• _Requirement_
Lines that include the word "dotx" should be copied from the listing that follows.

• _Records shown_
============

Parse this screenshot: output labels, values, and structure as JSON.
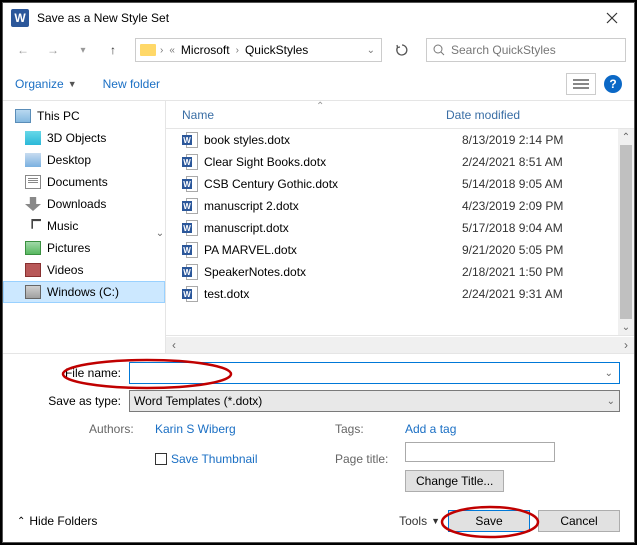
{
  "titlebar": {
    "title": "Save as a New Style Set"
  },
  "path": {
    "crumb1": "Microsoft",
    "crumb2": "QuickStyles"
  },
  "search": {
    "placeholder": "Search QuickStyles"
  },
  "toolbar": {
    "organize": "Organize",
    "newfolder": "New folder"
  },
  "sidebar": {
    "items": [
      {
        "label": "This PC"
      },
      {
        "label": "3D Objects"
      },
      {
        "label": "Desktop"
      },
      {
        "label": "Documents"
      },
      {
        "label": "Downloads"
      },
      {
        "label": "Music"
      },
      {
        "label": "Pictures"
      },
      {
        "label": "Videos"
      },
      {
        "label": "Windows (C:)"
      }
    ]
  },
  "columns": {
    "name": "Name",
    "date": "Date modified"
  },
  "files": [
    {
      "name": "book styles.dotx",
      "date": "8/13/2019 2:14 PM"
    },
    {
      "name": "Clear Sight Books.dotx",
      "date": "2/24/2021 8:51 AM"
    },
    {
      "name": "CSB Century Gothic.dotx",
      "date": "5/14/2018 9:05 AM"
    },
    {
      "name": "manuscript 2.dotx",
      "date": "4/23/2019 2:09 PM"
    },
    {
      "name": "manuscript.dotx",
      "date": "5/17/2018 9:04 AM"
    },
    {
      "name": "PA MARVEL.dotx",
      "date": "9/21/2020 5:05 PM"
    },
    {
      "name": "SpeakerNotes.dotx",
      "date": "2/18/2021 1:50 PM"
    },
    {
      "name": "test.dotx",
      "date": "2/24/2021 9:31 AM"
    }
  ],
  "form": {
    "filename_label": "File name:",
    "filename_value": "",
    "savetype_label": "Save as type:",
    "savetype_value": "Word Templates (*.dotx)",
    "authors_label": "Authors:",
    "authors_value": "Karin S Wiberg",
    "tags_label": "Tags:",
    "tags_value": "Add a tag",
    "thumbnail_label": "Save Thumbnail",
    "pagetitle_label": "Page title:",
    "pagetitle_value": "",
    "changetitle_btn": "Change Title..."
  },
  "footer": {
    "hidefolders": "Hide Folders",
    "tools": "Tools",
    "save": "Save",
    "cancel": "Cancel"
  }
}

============

• _Response_
      "name": "book styles.dotx",
      "name": "Clear Sight Books.dotx",
      "name": "CSB Century Gothic.dotx",
      "name": "manuscript 2.dotx",
      "name": "manuscript.dotx",
      "name": "PA MARVEL.dotx",
      "name": "SpeakerNotes.dotx",
      "name": "test.dotx",
    "savetype_value": "Word Templates (*.dotx)",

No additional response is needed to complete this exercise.